*PROMPT*. Reproduce all records below exactly.

Collected data:
* * * * *

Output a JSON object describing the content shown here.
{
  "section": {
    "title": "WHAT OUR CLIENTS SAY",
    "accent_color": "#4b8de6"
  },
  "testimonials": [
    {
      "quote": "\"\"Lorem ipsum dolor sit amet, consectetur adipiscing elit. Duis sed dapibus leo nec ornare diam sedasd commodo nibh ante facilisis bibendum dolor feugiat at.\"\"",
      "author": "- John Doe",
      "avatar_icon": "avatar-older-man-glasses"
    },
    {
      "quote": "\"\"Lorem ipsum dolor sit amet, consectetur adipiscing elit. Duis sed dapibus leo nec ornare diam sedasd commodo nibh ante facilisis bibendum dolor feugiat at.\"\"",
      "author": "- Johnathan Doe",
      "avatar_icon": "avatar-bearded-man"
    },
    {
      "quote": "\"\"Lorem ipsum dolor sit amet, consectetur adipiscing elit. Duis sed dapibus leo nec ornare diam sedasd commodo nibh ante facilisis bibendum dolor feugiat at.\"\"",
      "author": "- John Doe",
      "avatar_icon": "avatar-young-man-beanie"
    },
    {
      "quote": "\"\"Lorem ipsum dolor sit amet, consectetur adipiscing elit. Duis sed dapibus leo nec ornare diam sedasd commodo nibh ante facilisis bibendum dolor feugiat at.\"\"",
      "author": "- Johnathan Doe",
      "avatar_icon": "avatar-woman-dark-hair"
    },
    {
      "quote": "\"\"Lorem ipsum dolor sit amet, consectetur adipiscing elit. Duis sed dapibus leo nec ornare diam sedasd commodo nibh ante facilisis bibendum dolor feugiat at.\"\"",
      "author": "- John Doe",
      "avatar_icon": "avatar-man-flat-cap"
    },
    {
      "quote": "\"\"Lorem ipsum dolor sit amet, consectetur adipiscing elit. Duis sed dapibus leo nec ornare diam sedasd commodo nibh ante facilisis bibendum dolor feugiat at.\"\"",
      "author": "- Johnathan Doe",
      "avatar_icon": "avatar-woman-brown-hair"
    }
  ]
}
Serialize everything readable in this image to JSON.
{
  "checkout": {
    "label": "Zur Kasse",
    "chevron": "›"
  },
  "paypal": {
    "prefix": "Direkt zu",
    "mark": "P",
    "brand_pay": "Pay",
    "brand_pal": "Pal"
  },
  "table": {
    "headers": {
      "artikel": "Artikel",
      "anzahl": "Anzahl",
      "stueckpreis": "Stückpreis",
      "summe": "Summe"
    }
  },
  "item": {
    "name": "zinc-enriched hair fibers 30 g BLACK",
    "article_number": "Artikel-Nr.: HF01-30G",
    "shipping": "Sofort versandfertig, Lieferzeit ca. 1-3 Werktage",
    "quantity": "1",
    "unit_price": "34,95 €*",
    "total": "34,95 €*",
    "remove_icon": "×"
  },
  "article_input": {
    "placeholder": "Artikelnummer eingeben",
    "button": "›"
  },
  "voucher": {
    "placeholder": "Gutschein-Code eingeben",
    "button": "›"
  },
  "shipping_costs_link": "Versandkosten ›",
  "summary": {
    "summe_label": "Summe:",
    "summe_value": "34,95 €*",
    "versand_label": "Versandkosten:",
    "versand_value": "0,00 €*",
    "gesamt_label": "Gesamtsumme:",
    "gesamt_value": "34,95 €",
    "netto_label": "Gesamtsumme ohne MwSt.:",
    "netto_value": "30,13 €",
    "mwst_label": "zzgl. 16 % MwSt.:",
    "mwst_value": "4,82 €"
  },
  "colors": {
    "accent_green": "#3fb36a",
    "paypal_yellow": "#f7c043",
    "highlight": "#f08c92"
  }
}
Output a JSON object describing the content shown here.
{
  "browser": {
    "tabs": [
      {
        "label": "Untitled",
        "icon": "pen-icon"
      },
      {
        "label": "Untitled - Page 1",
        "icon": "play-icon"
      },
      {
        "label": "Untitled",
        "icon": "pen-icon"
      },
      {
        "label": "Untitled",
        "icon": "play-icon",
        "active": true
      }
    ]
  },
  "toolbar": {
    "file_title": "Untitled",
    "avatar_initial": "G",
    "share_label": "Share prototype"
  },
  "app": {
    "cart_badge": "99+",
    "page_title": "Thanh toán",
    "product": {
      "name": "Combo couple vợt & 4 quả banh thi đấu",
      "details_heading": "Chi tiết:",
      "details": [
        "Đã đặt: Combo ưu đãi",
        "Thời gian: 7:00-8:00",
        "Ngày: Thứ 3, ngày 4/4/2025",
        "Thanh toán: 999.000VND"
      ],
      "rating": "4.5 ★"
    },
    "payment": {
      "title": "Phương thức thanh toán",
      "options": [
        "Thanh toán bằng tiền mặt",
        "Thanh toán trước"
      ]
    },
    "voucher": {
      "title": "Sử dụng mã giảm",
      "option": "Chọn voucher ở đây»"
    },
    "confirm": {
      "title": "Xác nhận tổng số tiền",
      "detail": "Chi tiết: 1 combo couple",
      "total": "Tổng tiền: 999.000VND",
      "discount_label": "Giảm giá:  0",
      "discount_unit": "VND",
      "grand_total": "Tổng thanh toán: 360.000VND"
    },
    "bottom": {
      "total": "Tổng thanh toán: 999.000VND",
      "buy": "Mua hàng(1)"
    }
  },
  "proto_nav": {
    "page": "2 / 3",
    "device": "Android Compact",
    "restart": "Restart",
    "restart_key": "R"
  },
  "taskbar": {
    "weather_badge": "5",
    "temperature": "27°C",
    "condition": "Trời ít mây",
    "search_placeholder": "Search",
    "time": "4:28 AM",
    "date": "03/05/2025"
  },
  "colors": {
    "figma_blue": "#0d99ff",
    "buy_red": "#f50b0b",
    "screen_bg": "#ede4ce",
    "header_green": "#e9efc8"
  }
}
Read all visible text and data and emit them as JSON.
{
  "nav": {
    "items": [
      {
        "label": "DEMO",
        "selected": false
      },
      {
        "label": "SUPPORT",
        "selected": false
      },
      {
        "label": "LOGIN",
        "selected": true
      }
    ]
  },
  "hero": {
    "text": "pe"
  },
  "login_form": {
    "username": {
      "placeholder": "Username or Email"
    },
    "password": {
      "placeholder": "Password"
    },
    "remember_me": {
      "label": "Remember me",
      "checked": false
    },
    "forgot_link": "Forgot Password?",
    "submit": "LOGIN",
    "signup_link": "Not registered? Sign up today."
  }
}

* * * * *

*ANSWER BELOW*.
Output a JSON object describing the content shown here.
{
  "section": {
    "title": "WHAT OUR CLIENTS SAY",
    "accent_color": "#4b8de6"
  },
  "testimonials": [
    {
      "quote": "\"\"Lorem ipsum dolor sit amet, consectetur adipiscing elit. Duis sed dapibus leo nec ornare diam sedasd commodo nibh ante facilisis bibendum dolor feugiat at.\"\"",
      "author": "- John Doe",
      "avatar_icon": "avatar-older-man-glasses"
    },
    {
      "quote": "\"\"Lorem ipsum dolor sit amet, consectetur adipiscing elit. Duis sed dapibus leo nec ornare diam sedasd commodo nibh ante facilisis bibendum dolor feugiat at.\"\"",
      "author": "- Johnathan Doe",
      "avatar_icon": "avatar-bearded-man"
    },
    {
      "quote": "\"\"Lorem ipsum dolor sit amet, consectetur adipiscing elit. Duis sed dapibus leo nec ornare diam sedasd commodo nibh ante facilisis bibendum dolor feugiat at.\"\"",
      "author": "- John Doe",
      "avatar_icon": "avatar-young-man-beanie"
    },
    {
      "quote": "\"\"Lorem ipsum dolor sit amet, consectetur adipiscing elit. Duis sed dapibus leo nec ornare diam sedasd commodo nibh ante facilisis bibendum dolor feugiat at.\"\"",
      "author": "- Johnathan Doe",
      "avatar_icon": "avatar-woman-dark-hair"
    },
    {
      "quote": "\"\"Lorem ipsum dolor sit amet, consectetur adipiscing elit. Duis sed dapibus leo nec ornare diam sedasd commodo nibh ante facilisis bibendum dolor feugiat at.\"\"",
      "author": "- John Doe",
      "avatar_icon": "avatar-man-flat-cap"
    },
    {
      "quote": "\"\"Lorem ipsum dolor sit amet, consectetur adipiscing elit. Duis sed dapibus leo nec ornare diam sedasd commodo nibh ante facilisis bibendum dolor feugiat at.\"\"",
      "author": "- Johnathan Doe",
      "avatar_icon": "avatar-woman-brown-hair"
    }
  ]
}
Serialize everything readable in this image to JSON.
{
  "checkout": {
    "label": "Zur Kasse",
    "chevron": "›"
  },
  "paypal": {
    "prefix": "Direkt zu",
    "mark": "P",
    "brand_pay": "Pay",
    "brand_pal": "Pal"
  },
  "table": {
    "headers": {
      "artikel": "Artikel",
      "anzahl": "Anzahl",
      "stueckpreis": "Stückpreis",
      "summe": "Summe"
    }
  },
  "item": {
    "name": "zinc-enriched hair fibers 30 g BLACK",
    "article_number": "Artikel-Nr.: HF01-30G",
    "shipping": "Sofort versandfertig, Lieferzeit ca. 1-3 Werktage",
    "quantity": "1",
    "unit_price": "34,95 €*",
    "total": "34,95 €*",
    "remove_icon": "×"
  },
  "article_input": {
    "placeholder": "Artikelnummer eingeben",
    "button": "›"
  },
  "voucher": {
    "placeholder": "Gutschein-Code eingeben",
    "button": "›"
  },
  "shipping_costs_link": "Versandkosten ›",
  "summary": {
    "summe_label": "Summe:",
    "summe_value": "34,95 €*",
    "versand_label": "Versandkosten:",
    "versand_value": "0,00 €*",
    "gesamt_label": "Gesamtsumme:",
    "gesamt_value": "34,95 €",
    "netto_label": "Gesamtsumme ohne MwSt.:",
    "netto_value": "30,13 €",
    "mwst_label": "zzgl. 16 % MwSt.:",
    "mwst_value": "4,82 €"
  },
  "colors": {
    "accent_green": "#3fb36a",
    "paypal_yellow": "#f7c043",
    "highlight": "#f08c92"
  }
}
Output a JSON object describing the content shown here.
{
  "browser": {
    "tabs": [
      {
        "label": "Untitled",
        "icon": "pen-icon"
      },
      {
        "label": "Untitled - Page 1",
        "icon": "play-icon"
      },
      {
        "label": "Untitled",
        "icon": "pen-icon"
      },
      {
        "label": "Untitled",
        "icon": "play-icon",
        "active": true
      }
    ]
  },
  "toolbar": {
    "file_title": "Untitled",
    "avatar_initial": "G",
    "share_label": "Share prototype"
  },
  "app": {
    "cart_badge": "99+",
    "page_title": "Thanh toán",
    "product": {
      "name": "Combo couple vợt & 4 quả banh thi đấu",
      "details_heading": "Chi tiết:",
      "details": [
        "Đã đặt: Combo ưu đãi",
        "Thời gian: 7:00-8:00",
        "Ngày: Thứ 3, ngày 4/4/2025",
        "Thanh toán: 999.000VND"
      ],
      "rating": "4.5 ★"
    },
    "payment": {
      "title": "Phương thức thanh toán",
      "options": [
        "Thanh toán bằng tiền mặt",
        "Thanh toán trước"
      ]
    },
    "voucher": {
      "title": "Sử dụng mã giảm",
      "option": "Chọn voucher ở đây»"
    },
    "confirm": {
      "title": "Xác nhận tổng số tiền",
      "detail": "Chi tiết: 1 combo couple",
      "total": "Tổng tiền: 999.000VND",
      "discount_label": "Giảm giá:  0",
      "discount_unit": "VND",
      "grand_total": "Tổng thanh toán: 360.000VND"
    },
    "bottom": {
      "total": "Tổng thanh toán: 999.000VND",
      "buy": "Mua hàng(1)"
    }
  },
  "proto_nav": {
    "page": "2 / 3",
    "device": "Android Compact",
    "restart": "Restart",
    "restart_key": "R"
  },
  "taskbar": {
    "weather_badge": "5",
    "temperature": "27°C",
    "condition": "Trời ít mây",
    "search_placeholder": "Search",
    "time": "4:28 AM",
    "date": "03/05/2025"
  },
  "colors": {
    "figma_blue": "#0d99ff",
    "buy_red": "#f50b0b",
    "screen_bg": "#ede4ce",
    "header_green": "#e9efc8"
  }
}
Read all visible text and data and emit them as JSON.
{
  "nav": {
    "items": [
      {
        "label": "DEMO",
        "selected": false
      },
      {
        "label": "SUPPORT",
        "selected": false
      },
      {
        "label": "LOGIN",
        "selected": true
      }
    ]
  },
  "hero": {
    "text": "pe"
  },
  "login_form": {
    "username": {
      "placeholder": "Username or Email"
    },
    "password": {
      "placeholder": "Password"
    },
    "remember_me": {
      "label": "Remember me",
      "checked": false
    },
    "forgot_link": "Forgot Password?",
    "submit": "LOGIN",
    "signup_link": "Not registered? Sign up today."
  }
}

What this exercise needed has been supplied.